Ensuring that payslips are clear and concise regardless of the legislation is good practice and can avoid lots of awkward and unneeded questions.

The Changes

There are 2 main changes required under the new regulations:

1) All workers have the statutory right to receive an itemised payslip. Before April 2019 it was only employees who had this right.

2) The second change is more complex. If a someone’s pay varies due to the number of hours worked, then you need to show on the payslip the number of hours worked, i.e. their pay varies by time worked.

It must also be clear which pay period these hours were worked.

A payslip must be provided in either a hard copy (paper format) or electronic copy which can be printed if needed.

Person A

If someone is salaried, they work set hours every week, and their hours do not vary then you do not need to show the number of hours worked.

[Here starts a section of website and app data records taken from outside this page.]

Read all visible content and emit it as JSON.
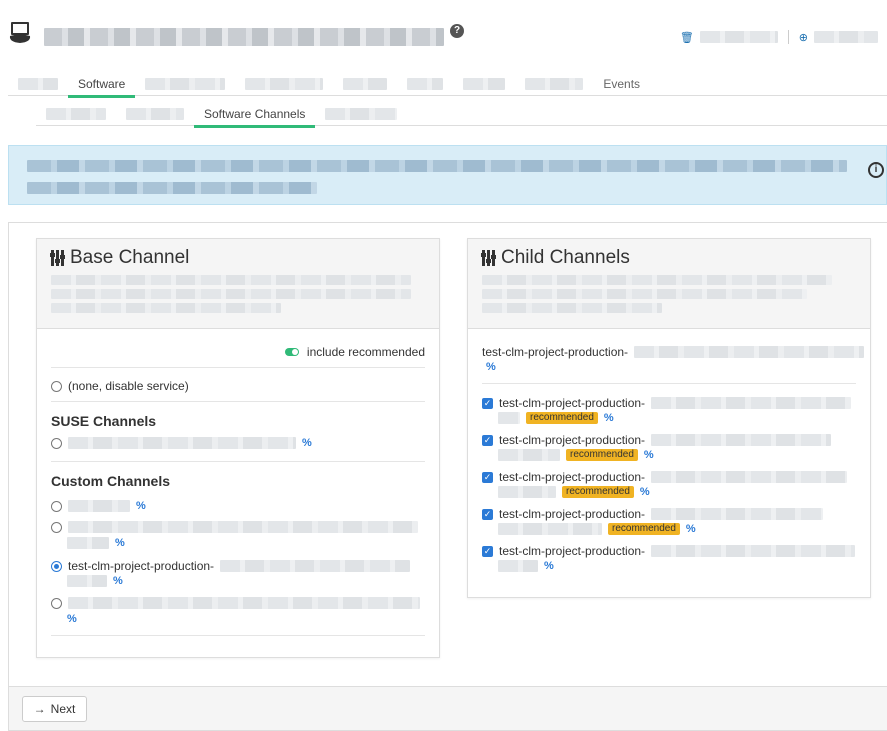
{
  "header": {
    "help_icon": "?",
    "delete_icon": "trash-icon",
    "add_icon": "plus-circle-icon"
  },
  "tabs": {
    "software": "Software",
    "events": "Events"
  },
  "subtabs": {
    "software_channels": "Software Channels"
  },
  "info_icon": "i",
  "base_channel": {
    "title": "Base Channel",
    "include_recommended": "include recommended",
    "none_option": "(none, disable service)",
    "suse_heading": "SUSE Channels",
    "custom_heading": "Custom Channels",
    "selected_prefix": "test-clm-project-production-"
  },
  "child_channels": {
    "title": "Child Channels",
    "parent_prefix": "test-clm-project-production-",
    "items": [
      {
        "prefix": "test-clm-project-production-",
        "badge": "recommended"
      },
      {
        "prefix": "test-clm-project-production-",
        "badge": "recommended"
      },
      {
        "prefix": "test-clm-project-production-",
        "badge": "recommended"
      },
      {
        "prefix": "test-clm-project-production-",
        "badge": "recommended"
      },
      {
        "prefix": "test-clm-project-production-",
        "badge": ""
      }
    ]
  },
  "footer": {
    "next_label": "Next",
    "next_icon": "→"
  },
  "colors": {
    "accent_green": "#30ba78",
    "link_blue": "#2b7ad6",
    "badge_yellow": "#f0b323",
    "info_bg": "#d9edf7"
  }
}
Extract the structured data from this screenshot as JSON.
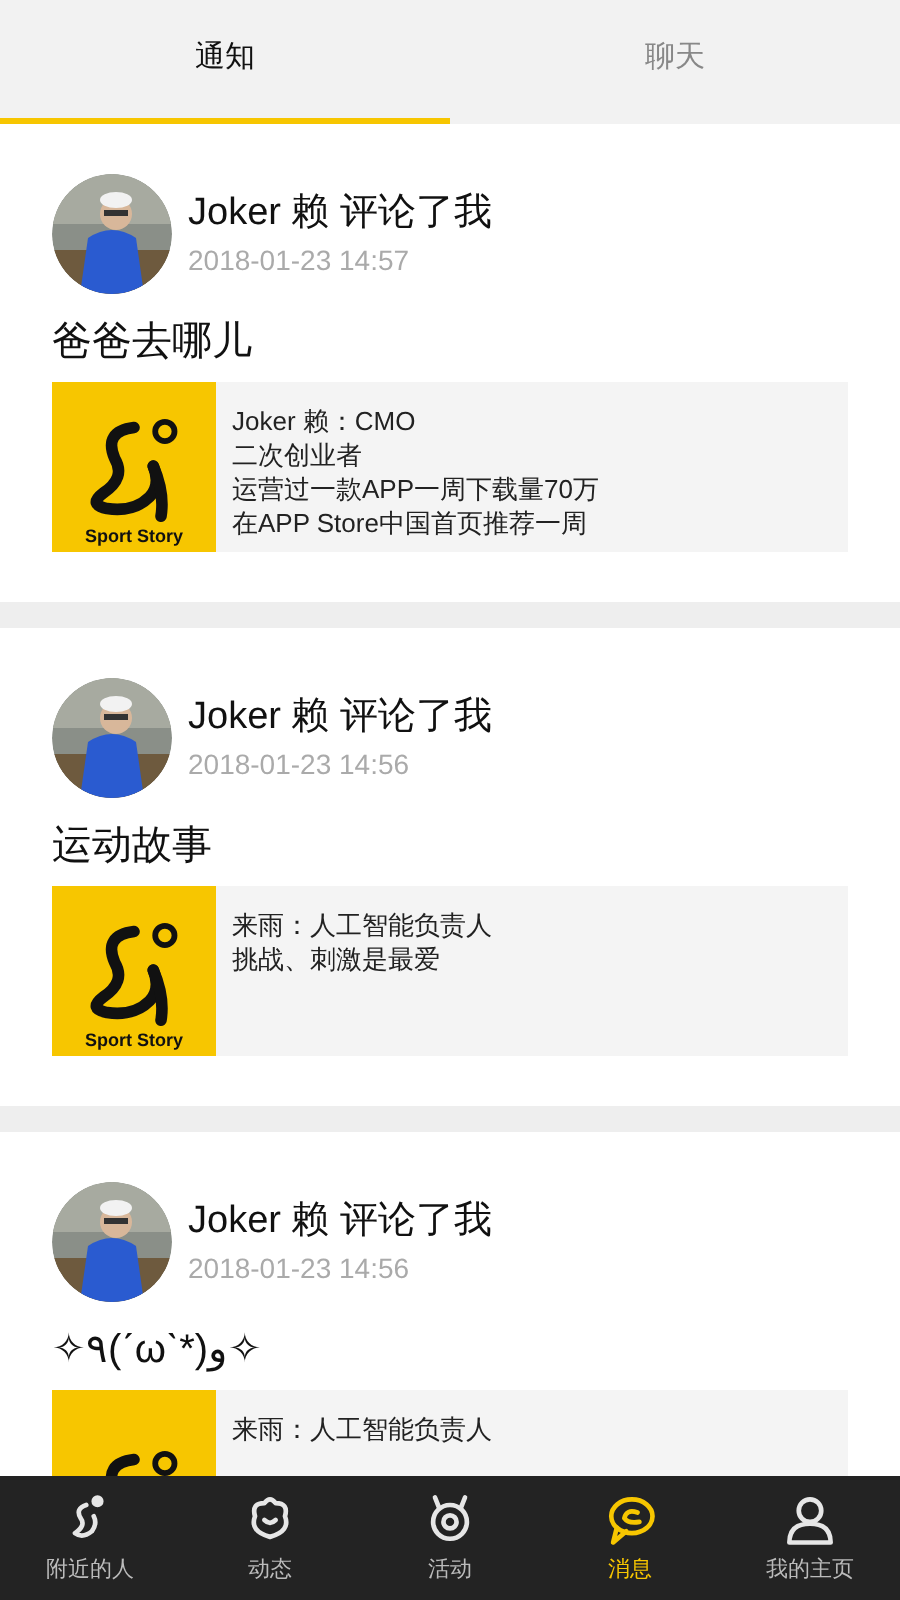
{
  "tabs": [
    {
      "label": "通知",
      "selected": true
    },
    {
      "label": "聊天",
      "selected": false
    }
  ],
  "notifications": [
    {
      "author": "Joker 赖 评论了我",
      "time": "2018-01-23 14:57",
      "comment": "爸爸去哪儿",
      "logo_text": "Sport Story",
      "preview": [
        "Joker 赖：CMO",
        "二次创业者",
        "运营过一款APP一周下载量70万",
        "在APP Store中国首页推荐一周"
      ]
    },
    {
      "author": "Joker 赖 评论了我",
      "time": "2018-01-23 14:56",
      "comment": "运动故事",
      "logo_text": "Sport Story",
      "preview": [
        "来雨：人工智能负责人",
        "挑战、刺激是最爱"
      ]
    },
    {
      "author": "Joker 赖 评论了我",
      "time": "2018-01-23 14:56",
      "comment": "✧٩(ˊωˋ*)و✧",
      "preview": [
        "来雨：人工智能负责人"
      ]
    }
  ],
  "bottom_nav": [
    {
      "label": "附近的人",
      "kind": "runner",
      "selected": false
    },
    {
      "label": "动态",
      "kind": "face",
      "selected": false
    },
    {
      "label": "活动",
      "kind": "ring",
      "selected": false
    },
    {
      "label": "消息",
      "kind": "chat",
      "selected": true
    },
    {
      "label": "我的主页",
      "kind": "person",
      "selected": false
    }
  ]
}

If the person above is then off sick or goes on unpaid leave, their pay will reduce. You do not need to record on their payslip the hours worked, because it is caused by them not working their contracted hours.

Person B
If someone is salaried and their hours set but must work overtime when the work load fluctuates then you would have to record on the payslip the additional hours worked. You would not need to show the standard hours.

Person C

If someone is paid for their age group for each hour they work, then they are paid depending on the number of hours worked. All their hours must be recorded on the payslip.

If the person above is then off sick or goes on unpaid leave, their pay will reduce. You still need to record on their payslip the hours worked for the rest of that pay period, because they are paid for each hour worked.

Person D

If someone works term time only, but paid equally over 12 months, then you do not need to record the hours on the payslip.

Person E

If someone is paid by the hour but gets additional pay for unsociable hours then all the hours need to be recorded. For instance they work 25 hours in a week, 17 hours are at basic rate, and 8 hours were a bank holiday. This is because it is paid on the amount of hours worked. With this situation, the hours can be totalled together – so 25 hours, or as there are different pay rates to them they can be split – 17 hours basic, 8 hours double.

What happens if it goes wrong?

As this is new legislation, there are no cases to refer to, however if someone thinks they have been denied a payslip with the correct information on it then they may be able to bring a claim to an Employment Tribunal.

What can we do to make sure we are compliant?

We recommend you discuss your payroll requirements with your current payroll provider and ask what more information they need from you monthly in order for you to comply with the requirements for your staff.